People who need to file for Chapter 7 bankruptcy are constantly telling me that they don’t want to “file on” their house or car(s). What they mean is that they want to keep their house and car(s) after their Chapter 7 bankruptcy is over. This is true because every person who files bankruptcy must list each and every one of their creditors in a bankruptcy petition. As a result, house lenders and vehicle lenders MUST be listed. There’s no option. However, that doesn’t mean that my clients can’t keep their house and car(s). Quite the opposite is typically true. Most of my clients choose to reaffirm on their home and vehicle(s).
So what does it mean to reaffirm my house or car??
To reaffirm your house or car you simply sign a new contract with your lender that is then filed with the bankruptcy court. The contract is called a reaffirmation agreement and it basically states that even though you know that you could give back your house/car and walk away not owing on that debt that you would like to keep the house/car and you understand that if you get behind on the payments that the bank will foreclose/repossess the asset, that it will be sold and that you will be liable for any deficiency balance.

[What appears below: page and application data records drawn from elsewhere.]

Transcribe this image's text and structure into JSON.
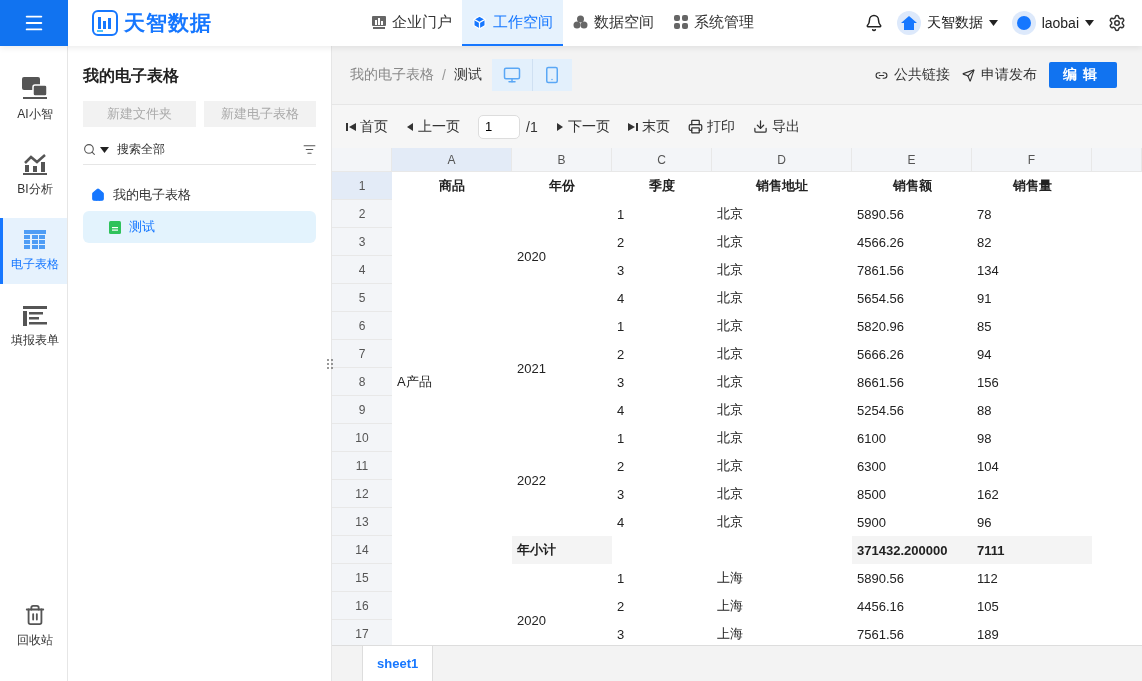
{
  "topbar": {
    "logo": "天智数据",
    "nav": [
      {
        "label": "企业门户",
        "kind": "portal",
        "selected": false
      },
      {
        "label": "工作空间",
        "kind": "workspace",
        "selected": true
      },
      {
        "label": "数据空间",
        "kind": "data",
        "selected": false
      },
      {
        "label": "系统管理",
        "kind": "admin",
        "selected": false
      }
    ],
    "org": "天智数据",
    "user": "laobai"
  },
  "rail": [
    {
      "label": "AI小智",
      "kind": "ai",
      "selected": false
    },
    {
      "label": "BI分析",
      "kind": "bi",
      "selected": false
    },
    {
      "label": "电子表格",
      "kind": "sheet",
      "selected": true
    },
    {
      "label": "填报表单",
      "kind": "form",
      "selected": false
    },
    {
      "label": "回收站",
      "kind": "trash",
      "selected": false
    }
  ],
  "panel": {
    "title": "我的电子表格",
    "buttons": [
      "新建文件夹",
      "新建电子表格"
    ],
    "search": {
      "scope": "搜索全部"
    },
    "tree": [
      {
        "label": "我的电子表格",
        "kind": "root",
        "selected": false,
        "children": [
          {
            "label": "测试",
            "kind": "sheet",
            "selected": true
          }
        ]
      }
    ]
  },
  "main": {
    "breadcrumb": [
      "我的电子表格",
      "测试"
    ],
    "breadcrumb_separator": "/",
    "view_modes": [
      {
        "kind": "desktop"
      },
      {
        "kind": "mobile"
      }
    ],
    "actions": [
      {
        "label": "公共链接",
        "kind": "link"
      },
      {
        "label": "申请发布",
        "kind": "publish"
      }
    ],
    "edit_button": "编辑"
  },
  "toolbar": [
    {
      "kind": "first",
      "label": "首页"
    },
    {
      "kind": "prev",
      "label": "上一页"
    },
    {
      "kind": "page",
      "value": "1",
      "total": "/1"
    },
    {
      "kind": "next",
      "label": "下一页"
    },
    {
      "kind": "last",
      "label": "末页"
    },
    {
      "kind": "print",
      "label": "打印"
    },
    {
      "kind": "export",
      "label": "导出"
    }
  ],
  "sheet": {
    "columns": [
      {
        "label": "A",
        "selected": true
      },
      {
        "label": "B",
        "selected": false
      },
      {
        "label": "C",
        "selected": false
      },
      {
        "label": "D",
        "selected": false
      },
      {
        "label": "E",
        "selected": false
      },
      {
        "label": "F",
        "selected": false
      }
    ],
    "rows": [
      {
        "label": "1",
        "selected": true
      },
      {
        "label": "2",
        "selected": false
      },
      {
        "label": "3",
        "selected": false
      },
      {
        "label": "4",
        "selected": false
      },
      {
        "label": "5",
        "selected": false
      },
      {
        "label": "6",
        "selected": false
      },
      {
        "label": "7",
        "selected": false
      },
      {
        "label": "8",
        "selected": false
      },
      {
        "label": "9",
        "selected": false
      },
      {
        "label": "10",
        "selected": false
      },
      {
        "label": "11",
        "selected": false
      },
      {
        "label": "12",
        "selected": false
      },
      {
        "label": "13",
        "selected": false
      },
      {
        "label": "14",
        "selected": false
      },
      {
        "label": "15",
        "selected": false
      },
      {
        "label": "16",
        "selected": false
      },
      {
        "label": "17",
        "selected": false
      }
    ],
    "headers": [
      "商品",
      "年份",
      "季度",
      "销售地址",
      "销售额",
      "销售量"
    ],
    "products": [
      {
        "name": "A产品",
        "years": [
          {
            "year": "2020",
            "cut_off": false,
            "quarters": [
              {
                "quarter": "1",
                "city": "北京",
                "amount": "5890.56",
                "qty": "78"
              },
              {
                "quarter": "2",
                "city": "北京",
                "amount": "4566.26",
                "qty": "82"
              },
              {
                "quarter": "3",
                "city": "北京",
                "amount": "7861.56",
                "qty": "134"
              },
              {
                "quarter": "4",
                "city": "北京",
                "amount": "5654.56",
                "qty": "91"
              }
            ]
          },
          {
            "year": "2021",
            "cut_off": false,
            "quarters": [
              {
                "quarter": "1",
                "city": "北京",
                "amount": "5820.96",
                "qty": "85"
              },
              {
                "quarter": "2",
                "city": "北京",
                "amount": "5666.26",
                "qty": "94"
              },
              {
                "quarter": "3",
                "city": "北京",
                "amount": "8661.56",
                "qty": "156"
              },
              {
                "quarter": "4",
                "city": "北京",
                "amount": "5254.56",
                "qty": "88"
              }
            ]
          },
          {
            "year": "2022",
            "cut_off": false,
            "quarters": [
              {
                "quarter": "1",
                "city": "北京",
                "amount": "6100",
                "qty": "98"
              },
              {
                "quarter": "2",
                "city": "北京",
                "amount": "6300",
                "qty": "104"
              },
              {
                "quarter": "3",
                "city": "北京",
                "amount": "8500",
                "qty": "162"
              },
              {
                "quarter": "4",
                "city": "北京",
                "amount": "5900",
                "qty": "96"
              }
            ]
          }
        ],
        "subtotal": {
          "label": "年小计",
          "amount": "371432.200000",
          "qty": "7111"
        }
      },
      {
        "years": [
          {
            "year": "2020",
            "cut_off": true,
            "quarters": [
              {
                "quarter": "1",
                "city": "上海",
                "amount": "5890.56",
                "qty": "112"
              },
              {
                "quarter": "2",
                "city": "上海",
                "amount": "4456.16",
                "qty": "105"
              },
              {
                "quarter": "3",
                "city": "上海",
                "amount": "7561.56",
                "qty": "189"
              }
            ]
          }
        ]
      }
    ]
  },
  "tabs": [
    {
      "label": "sheet1",
      "selected": true
    }
  ]
}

With respect to cars, reaffirmation is a fairly easy decision. If you want to keep the car you will need to sign a reaffirmation agreement. If you don’t want to keep the car you don’t sign the reaffirmation agreement and the bank comes and picks up the car. Many people automatically think that they should keep the car. However, keep in mind whether you can afford to make the payments, whether you are upside down on the vehicle and your interest rate prior to signing a reaffirmation agreement for your vehicle. It’s often a good idea and show around for how much you could pay for another used car vs. agreeing to reaffirm on the one you have. If you don’t sign a reaffirmation agreement on a car you want to keep it is possible that the car will be repossessed, so it’s important to make a decision.
The decision to reaffirm on a house is often a bit more tricky. So long as you continue to make your house payment, odds are that your bank is not going to commence/continue a mortgage foreclose lawsuit after bankruptcy. However, if you don’t reaffirm your home, your positive payment history for your house payment will fail to appear on your credit report. Examples of times when my clients might not sign a reaffirmation agreement for their home but continue to make payments include: 1) little to no equity in a home they want to sell soon, 2) when a client’s employment is in question (i.e., he or she believes layoffs are coming at work, and 3) if clients believe that they may be divorced soon and neither party could afford to make the house payment. The bottom line is that each case is very fact-sensitive. Bankruptcy attorneys will guide their clients through this decision, as it is not one that should be made lightly. Whether or not to reaffirm is an important step to making sure that after the bankruptcy has been discharged that you are back in a position to succeed financially.
**Halcomb Singler, LLP, is a debt relief agency. It helps people file for bankruptcy under the bankruptcy code. No attorney-client relationship with the firm of Halcomb Singler, LLP, is created through this blog. Also, please note that Erika Singler is an attorney licensed in Indiana and does not seek to practice law in any jurisdiction in which they are not properly authorized to do so. The information contained in this blog is general in nature and should not be relied upon for the circumstances of any individual(s) or businesses.